Other companies have voluntarily recalled their products in relation to the Sunland recall.
Jer’s Chocolates has voluntarily recalled Gourmet Peanut Butter Bars and Gourmet Jer’s Squares produced from July 9, 2012 to September 24, 2012. We do not stock this line, but it may have been ordered through the UNFI catalog by our owners.
Naturally More has voluntarily recalled their peanut butter, almond butter, and peanut butter with flax with Best By Dates between May 1, 2013 and September 24, 2013. Again, we do not stock this line, but it may have been ordered through the UNFI catalog by our owners.
Oregon Ice Cream Co. has also voluntarily recalled Alden’s Organic Peanut Butter n’ Chip, 48 oz. bearing the following code dates: 12195, 12208, and 12261. We do carry this line, but we do not carry this flavor of ice cream.
Arrowhead Mills has voluntarily recalled Organic Sesame Tahini with Best By Dates between March 1, 2011 and September 24, 2013. We do not stock this line, but it may have been ordered through the UNFI catalog by our owners.
Nutzo has voluntarily recalled its nut and seed butter with Best By Dates between Oct. 7, 2012 and Dec. 31, 2012. We do not stock this line, but it may have been ordered through the UNFI catalog by our owners.

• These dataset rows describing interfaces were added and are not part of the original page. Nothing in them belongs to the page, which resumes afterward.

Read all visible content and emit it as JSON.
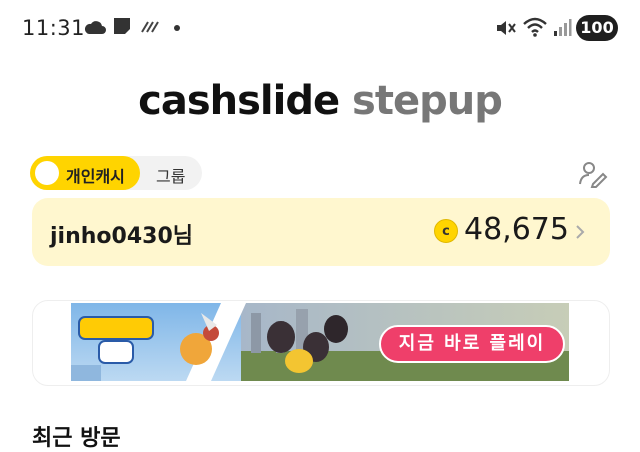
{
  "status_bar": {
    "time": "11:31",
    "battery": "100",
    "icons": [
      "cloud-icon",
      "doc-icon",
      "slash-icon",
      "dot-icon",
      "mute-icon",
      "wifi-icon",
      "signal-icon"
    ]
  },
  "header": {
    "brand": "cashslide",
    "sub": "stepup"
  },
  "mode_toggle": {
    "active_label": "개인캐시",
    "inactive_label": "그룹",
    "accent_color": "#ffd400"
  },
  "account": {
    "name": "jinho0430님",
    "coin_symbol": "c",
    "points": "48,675",
    "card_color": "#fff7cf"
  },
  "ad": {
    "cta_label": "지금 바로 플레이",
    "cta_color": "#ef3f6a"
  },
  "section": {
    "title": "최근 방문"
  }
}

General Mills has voluntarily recalled Peanut Butter Chip Cascadian Farm Organic Chewy Granola Bars with a Best By Date between Nov. 1, 2012 and Nov. 2, 2012. We do not stock this line.
Clemmy’s Ice Cream of Rancho Mirage, CA, is initiating a voluntary recall of Peanut Butter Chocolate Chip 16 ounce containers of ice cream with Best By Dates between Feb. 13 and Aug. 14, 2012.
Bliss Unlimited, LLC; Eugene, Oregon; is voluntarily recalling Luna & Larry’s Coconut Bliss Chocolate Peanut Butter Non-Dairy Frozen Dessert with codes dates Nov 11, 2012 through Oct 24, 2013 only. We stock this item but did not have these dates on our shelf.
PureFit Inc.; Irvine, CA; is voluntarily recalling PureFit Peanut Butter Crunch nutrition bars manufactured on March 1 and July 12 and sold between March 9th and August 31. The Food Co-op does not stock this item.
Creative Energy Foods, Inc. (CEF) is voluntarily recalling Crunch thinkThin nutrition bars. The Food Co-op does not stock this product line.
For a complete list of recalled Sunland products nationwide, click here.
Reason: possible salmonella contamination
Popcorn Indiana has also recalled 14 of their products.
We stock only the original and bacon ranch kettlecorn varieties on the recall list, and the dates on our shelf are outside the date range of the recall. For a complete list of recalled Popcorn Indiana products, click here.
Reason: possible listeria contamination
September 19th, 2012 by foodcoop
Beginning Sunday, Sept. 23 we start up the free Natural Foods Co-op classes taught by Brwyn Griffin. The first class of this section is on Oils. Learn more about the difference between how conventional oils are produced, why natural oils are healthier for your body, and find out why functional oils such as flax seed oil, is so good for you. Every class will offer a sampling of examples at the end of class. No reservations required. For more information about this first class, click here.
Sunday, Sept. 30 class topic is Why Organic Matters, Produce, Meat, Poultry, Fish and eggs.
Sunday, Oct. 7 topic is Sweeteners
Sunday, Oct. 14 topic is Labels: How to read them and what the words legally mean
Sunday, Oct. 28 topic is Grains
Sunday, Nov. 4 topic is Beans
Oils, Produce, Sweeteners will be offered again on Nov. 11, 25, and Dec. 2.
For more information, call Brwyn Griffin at 379-1127